Opening up the Brazilian uranium industry
would probably also interest Rio Tinto, which has iron ore and
bauxite interests in Brazil and is currently one of the world's
three largest uranium producers, with mining interests in
Australia. The other two big world uranium producers are Cameco
Corp., Saskatoon, Saskatchewan, and Areva SAS, Paris.
Brazil holds the world's sixth-largest
uranium reserves, measured at 309,370 tonnes, but exploitable
only by state-owned Industrias Nucleares do Brasil (INB).
Measured world reserves are put at 4.42 billion tonnes, with
Kazakhstan weighing in with the largest reserves at 957,000
tonnes and Australia second at 910,000 tonnes.
Because of its state monopoly on uranium,
Brazil is one of the few producers that does not participate in
the world market.

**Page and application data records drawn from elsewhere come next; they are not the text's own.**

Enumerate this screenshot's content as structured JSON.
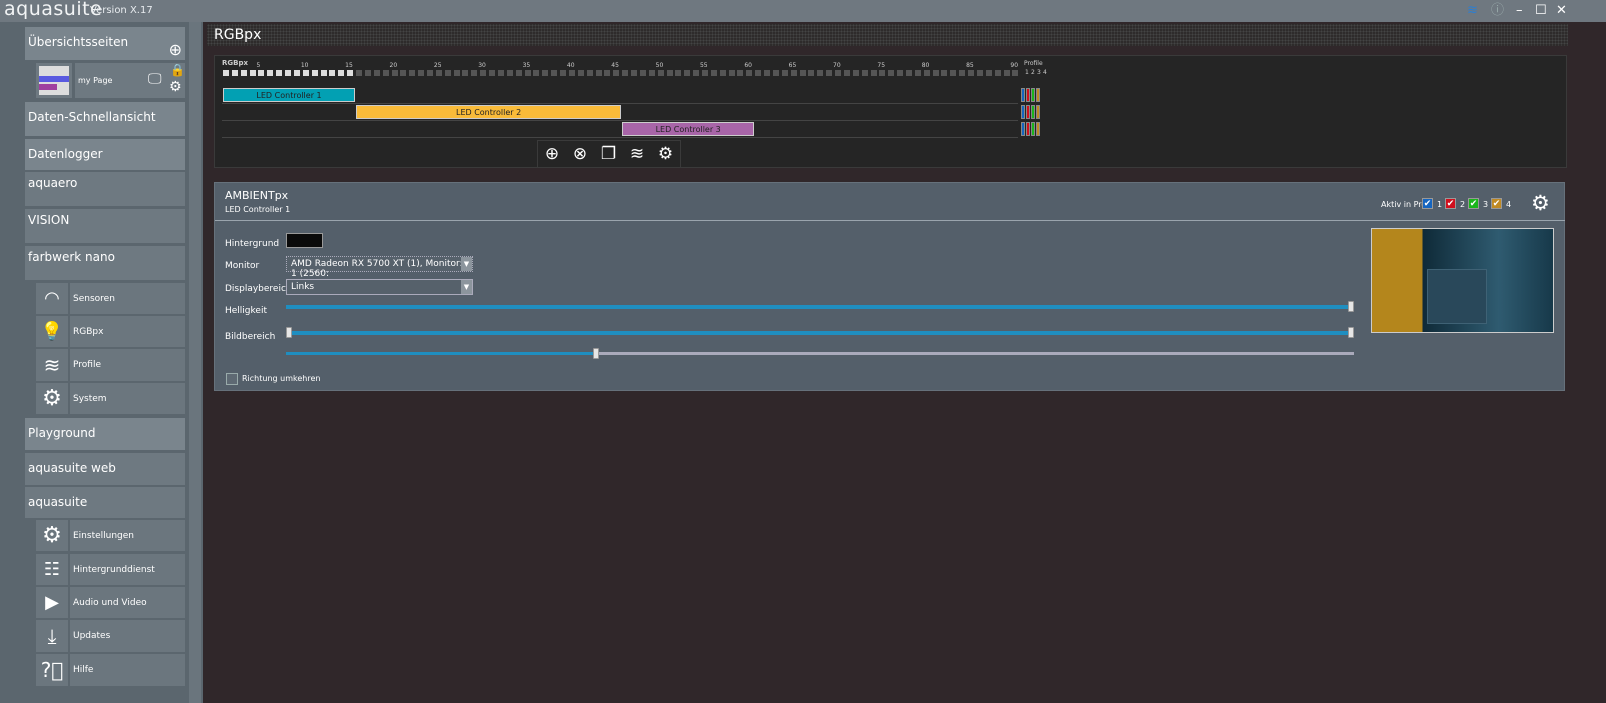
{
  "app": {
    "name": "aquasuite",
    "version": "Version X.17"
  },
  "window": {
    "layers": "≋",
    "info": "ⓘ",
    "minimize": "–",
    "maximize": "☐",
    "close": "✕"
  },
  "sidebar": {
    "overview": "Übersichtsseiten",
    "my_page": "my Page",
    "items": [
      "Daten-Schnellansicht",
      "Datenlogger",
      "aquaero",
      "VISION",
      "farbwerk nano"
    ],
    "farbwerk_sub": [
      "Sensoren",
      "RGBpx",
      "Profile",
      "System"
    ],
    "items2": [
      "Playground",
      "aquasuite web",
      "aquasuite"
    ],
    "aquasuite_sub": [
      "Einstellungen",
      "Hintergrunddienst",
      "Audio und Video",
      "Updates",
      "Hilfe"
    ]
  },
  "page_title": "RGBpx",
  "timeline": {
    "label": "RGBpx",
    "ticks": [
      "5",
      "10",
      "15",
      "20",
      "25",
      "30",
      "35",
      "40",
      "45",
      "50",
      "55",
      "60",
      "65",
      "70",
      "75",
      "80",
      "85",
      "90"
    ],
    "total_leds": 90,
    "profile_label": "Profile",
    "profile_numbers": [
      "1",
      "2",
      "3",
      "4"
    ],
    "profile_colors": [
      "#1565c0",
      "#d0101e",
      "#1bb51b",
      "#c08a24"
    ],
    "controllers": [
      {
        "name": "LED Controller 1",
        "start": 1,
        "end": 15,
        "color": "#02a0b3"
      },
      {
        "name": "LED Controller 2",
        "start": 16,
        "end": 45,
        "color": "#f9bb39"
      },
      {
        "name": "LED Controller 3",
        "start": 46,
        "end": 60,
        "color": "#a865a8"
      }
    ],
    "selected_end": 15
  },
  "ambient": {
    "title": "AMBIENTpx",
    "subtitle": "LED Controller 1",
    "active_label": "Aktiv in Profil",
    "profiles": [
      "1",
      "2",
      "3",
      "4"
    ],
    "background_label": "Hintergrund",
    "background_color": "#0a0a0a",
    "monitor_label": "Monitor",
    "monitor_value": "AMD Radeon RX 5700 XT (1), Monitor: 1 (2560:",
    "display_label": "Displaybereich",
    "display_value": "Links",
    "brightness_label": "Helligkeit",
    "brightness_percent": 100,
    "area_label": "Bildbereich",
    "area_range_percent": [
      0,
      100
    ],
    "area_second_percent": 29,
    "reverse_label": "Richtung umkehren",
    "reverse_checked": false
  }
}
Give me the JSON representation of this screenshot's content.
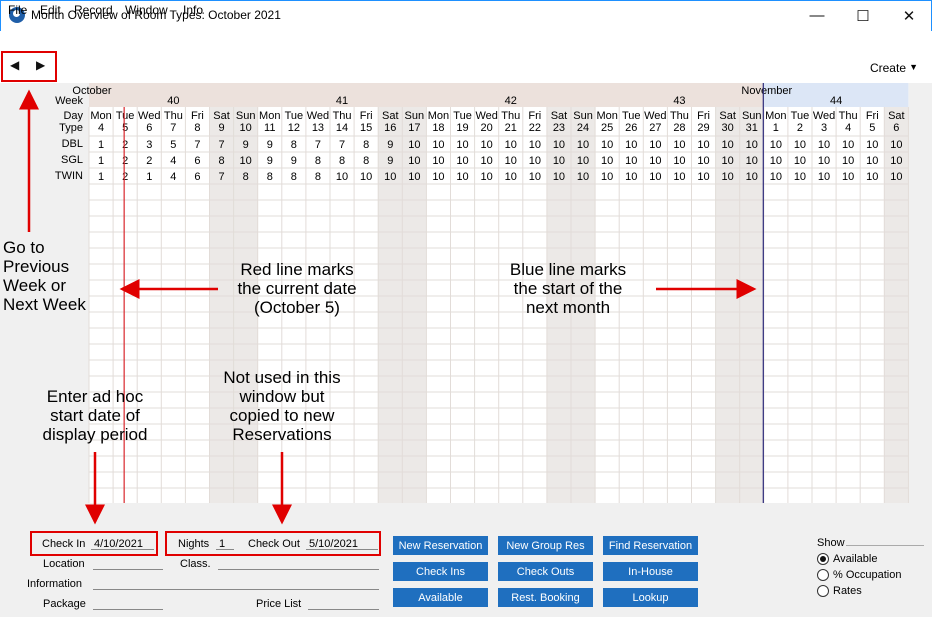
{
  "window": {
    "title": "Month Overview of Room Types: October 2021"
  },
  "menu": [
    "File",
    "Edit",
    "Record",
    "Window",
    "Info"
  ],
  "toolbar": {
    "create": "Create"
  },
  "grid": {
    "months": [
      "October",
      "November"
    ],
    "row_labels": {
      "week": "Week",
      "day": "Day",
      "type": "Type"
    },
    "weeks": [
      "40",
      "41",
      "42",
      "43",
      "44"
    ],
    "days": [
      "Mon",
      "Tue",
      "Wed",
      "Thu",
      "Fri",
      "Sat",
      "Sun",
      "Mon",
      "Tue",
      "Wed",
      "Thu",
      "Fri",
      "Sat",
      "Sun",
      "Mon",
      "Tue",
      "Wed",
      "Thu",
      "Fri",
      "Sat",
      "Sun",
      "Mon",
      "Tue",
      "Wed",
      "Thu",
      "Fri",
      "Sat",
      "Sun",
      "Mon",
      "Tue",
      "Wed",
      "Thu",
      "Fri",
      "Sat"
    ],
    "dates": [
      "4",
      "5",
      "6",
      "7",
      "8",
      "9",
      "10",
      "11",
      "12",
      "13",
      "14",
      "15",
      "16",
      "17",
      "18",
      "19",
      "20",
      "21",
      "22",
      "23",
      "24",
      "25",
      "26",
      "27",
      "28",
      "29",
      "30",
      "31",
      "1",
      "2",
      "3",
      "4",
      "5",
      "6"
    ],
    "rows": [
      {
        "type": "DBL",
        "values": [
          "1",
          "2",
          "3",
          "5",
          "7",
          "7",
          "9",
          "9",
          "8",
          "7",
          "7",
          "8",
          "9",
          "10",
          "10",
          "10",
          "10",
          "10",
          "10",
          "10",
          "10",
          "10",
          "10",
          "10",
          "10",
          "10",
          "10",
          "10",
          "10",
          "10",
          "10",
          "10",
          "10",
          "10"
        ]
      },
      {
        "type": "SGL",
        "values": [
          "1",
          "2",
          "2",
          "4",
          "6",
          "8",
          "10",
          "9",
          "9",
          "8",
          "8",
          "8",
          "9",
          "10",
          "10",
          "10",
          "10",
          "10",
          "10",
          "10",
          "10",
          "10",
          "10",
          "10",
          "10",
          "10",
          "10",
          "10",
          "10",
          "10",
          "10",
          "10",
          "10",
          "10"
        ]
      },
      {
        "type": "TWIN",
        "values": [
          "1",
          "2",
          "1",
          "4",
          "6",
          "7",
          "8",
          "8",
          "8",
          "8",
          "10",
          "10",
          "10",
          "10",
          "10",
          "10",
          "10",
          "10",
          "10",
          "10",
          "10",
          "10",
          "10",
          "10",
          "10",
          "10",
          "10",
          "10",
          "10",
          "10",
          "10",
          "10",
          "10",
          "10"
        ]
      }
    ],
    "red_value": {
      "row": 2,
      "col": 2
    },
    "colors": {
      "weekend_text": "#d9262c",
      "weekend_shade": "#ece9e7",
      "october_header": "#ece1dc",
      "november_header": "#dce6f6",
      "current_date_line": "#d9262c",
      "month_start_line": "#2d2a7a"
    }
  },
  "annotations": {
    "nav": "Go to\nPrevious\nWeek or\nNext Week",
    "red": "Red line marks\nthe current date\n(October 5)",
    "blue": "Blue line marks\nthe start of the\nnext month",
    "adhoc": "Enter ad hoc\nstart date of\ndisplay period",
    "notused": "Not used in this\nwindow but\ncopied to new\nReservations"
  },
  "form": {
    "checkin_label": "Check In",
    "checkin_value": "4/10/2021",
    "nights_label": "Nights",
    "nights_value": "1",
    "checkout_label": "Check Out",
    "checkout_value": "5/10/2021",
    "location_label": "Location",
    "class_label": "Class.",
    "information_label": "Information",
    "package_label": "Package",
    "pricelist_label": "Price List"
  },
  "buttons": [
    "New Reservation",
    "New Group Res",
    "Find Reservation",
    "Check Ins",
    "Check Outs",
    "In-House",
    "Available",
    "Rest. Booking",
    "Lookup"
  ],
  "show": {
    "label": "Show",
    "options": [
      "Available",
      "% Occupation",
      "Rates"
    ],
    "selected": "Available"
  }
}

Its 2006 output of 360 tonnes was therefore
relatively low compared with world output of 46,499 tonnes,
putting it in 12th place worldwide in terms of actual

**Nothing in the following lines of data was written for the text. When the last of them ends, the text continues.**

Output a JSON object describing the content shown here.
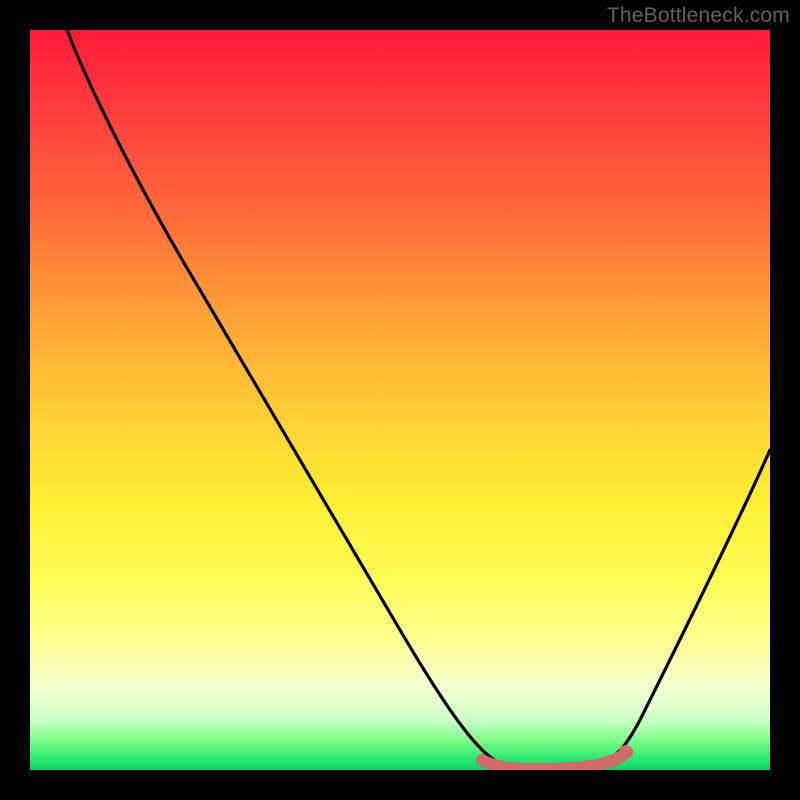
{
  "watermark": "TheBottleneck.com",
  "chart_data": {
    "type": "line",
    "title": "",
    "xlabel": "",
    "ylabel": "",
    "xlim": [
      0,
      100
    ],
    "ylim": [
      0,
      100
    ],
    "series": [
      {
        "name": "curve",
        "color": "#000000",
        "x": [
          5,
          10,
          15,
          20,
          25,
          30,
          35,
          40,
          45,
          50,
          55,
          60,
          62,
          65,
          68,
          72,
          75,
          78,
          80,
          85,
          90,
          95,
          100
        ],
        "y": [
          100,
          93,
          86,
          78,
          70,
          62,
          54,
          46,
          38,
          29,
          20,
          11,
          7,
          3,
          1,
          0.5,
          1,
          3,
          7,
          18,
          30,
          42,
          55
        ]
      }
    ],
    "flat_region": {
      "color": "#d26a6a",
      "x_start": 62,
      "x_end": 80,
      "y": 0.7,
      "endpoint_x": 80,
      "endpoint_y": 2
    },
    "gradient_stops": [
      {
        "pos": 0.0,
        "color": "#ff1a3c"
      },
      {
        "pos": 0.25,
        "color": "#ff6a3a"
      },
      {
        "pos": 0.5,
        "color": "#ffcf36"
      },
      {
        "pos": 0.75,
        "color": "#fffc55"
      },
      {
        "pos": 0.93,
        "color": "#cfffc9"
      },
      {
        "pos": 1.0,
        "color": "#0fd463"
      }
    ]
  }
}
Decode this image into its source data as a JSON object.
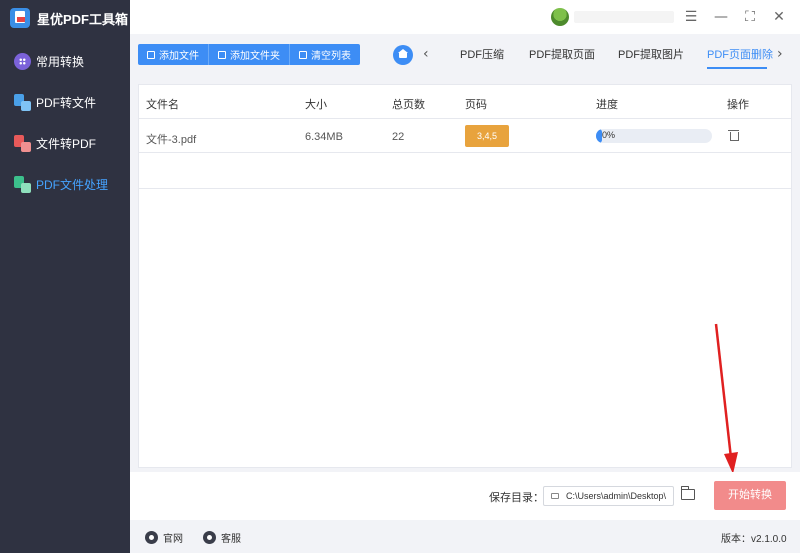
{
  "app": {
    "name": "星优PDF工具箱"
  },
  "sidebar": {
    "items": [
      {
        "label": "常用转换",
        "icon": "grid-icon"
      },
      {
        "label": "PDF转文件",
        "icon": "pdf-to-file-icon"
      },
      {
        "label": "文件转PDF",
        "icon": "file-to-pdf-icon"
      },
      {
        "label": "PDF文件处理",
        "icon": "pdf-process-icon",
        "active": true
      }
    ]
  },
  "window": {
    "settings_icon": "sliders-icon",
    "minimize": "—",
    "maximize": "⛶",
    "close": "✕"
  },
  "toolbar": {
    "add_file": "添加文件",
    "add_folder": "添加文件夹",
    "clear_list": "清空列表"
  },
  "tabs": {
    "items": [
      "PDF压缩",
      "PDF提取页面",
      "PDF提取图片",
      "PDF页面删除"
    ],
    "active_index": 3
  },
  "table": {
    "headers": [
      "文件名",
      "大小",
      "总页数",
      "页码",
      "进度",
      "操作"
    ],
    "rows": [
      {
        "name": "文件-3.pdf",
        "size": "6.34MB",
        "pages": "22",
        "page_range": "3,4,5",
        "progress_text": "0%",
        "progress": 0
      }
    ]
  },
  "save": {
    "label": "保存目录：",
    "path": "C:\\Users\\admin\\Desktop\\",
    "start_label": "开始转换"
  },
  "footer": {
    "website": "官网",
    "support": "客服",
    "version": "版本：v2.1.0.0"
  },
  "colors": {
    "accent": "#3d8df5",
    "sidebar_bg": "#2f3241",
    "page_badge": "#e8a33d",
    "start_button": "#f28b8b",
    "annotation_arrow": "#e02020"
  }
}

"One of the reasons that led Ibram to bring
uranium to debate is the sharp increase in prices for this
mineral. In three years, for instance, uranium prices have
risen to $110 per pound from $12," Ibram president Paulo
Camillo said. "Brazil's advantage is that as well as having the
ore, it also has the technology and facilities for both
concentrating and enriching uranium for electrical energy
production, although these processes are also today the
exclusive domain of the state, according to Brazil's current
Should the Brazilian uranium market be opened
up, Brazil would be able to sell not only the ore itself but
enriched ore, a value-added product that would boost export
revenue, Camillo said. The Ibram president noted that a more
flexible approach to uranium mining has been adopted by
Argentina and Uruguay, Brazil's neighbors in the Southern Cone
Common Market, also known as Mercosul, "due to the great
interest that has arisen in this mineral over the last few
years." "Uranium is experiencing an upturn in usage worldwide
. . . it's almost a global boom," Nelson Hubner,
Brazil's mines and energy minister, said in a recent interview.
Part of the boom is doubtless because of the interest the
Chinese are now taking in the mineral. The search for uranium
mining joint ventures and partners to construct and operate
nuclear power stations has become a preoccupation for Chinese
"Uranium also was the star at the PDAC
(Prospectors and Developers Association of Canada) in March,"
Camillo said. That was hardly surprising, given world trends
437 nuclear reactors in operation in the world, 30 under
construction, 74 planned and 162 proposed, according to an
Ibram study. According to the World Nuclear Association,
current world uranium demand of 67,000 tonnes per year should
double by 2030.
Confident of the probable privatization of
uranium mining in Brazil, which would be fully in line with the
country's current business trends, Vale is already in advanced
negotiations with INB should the opportunity emerge to launch a
joint venture or even a Vale-controlled uranium mining
The first new uranium mining project to
emerge in Brazil should be INB's Santa Quiteria project in
Ceara in the northeast, where production was halted when Angra
3 was put on hold. With the resumption of the Angra 3 project,
INB has already put out the word it is seeking a partner to
develop Santa Quiteria, the country's largest identified
reserve with 142,500 tonnes.
The next largest reserve is in Lagoa Real in
Bahia state, where the state government is currently putting
various mineral deposits up for privatization. The Caetite
deposit, which has estimated reserves of 100,770 tonnes of
uranium, is currently INB's only operational uranium mine.
Other Brazilian reserves so far untouched are at Pitinga in
Amazonas state, near Paranapanema's tin and rare earths mine,
and Rio Cristalino in Para state, near a Vale copper
"The uranium market has shown a lot of
demand," Roger Agnelli, Vale president and chief executive
officer, said about his company's uranium plans for Australia.
"Demand will only grow . . . the world has no
alternative, and Vale is very interested." However he would not
be drawn on the precise tone of the company's recent contacts
with Brazil's INB.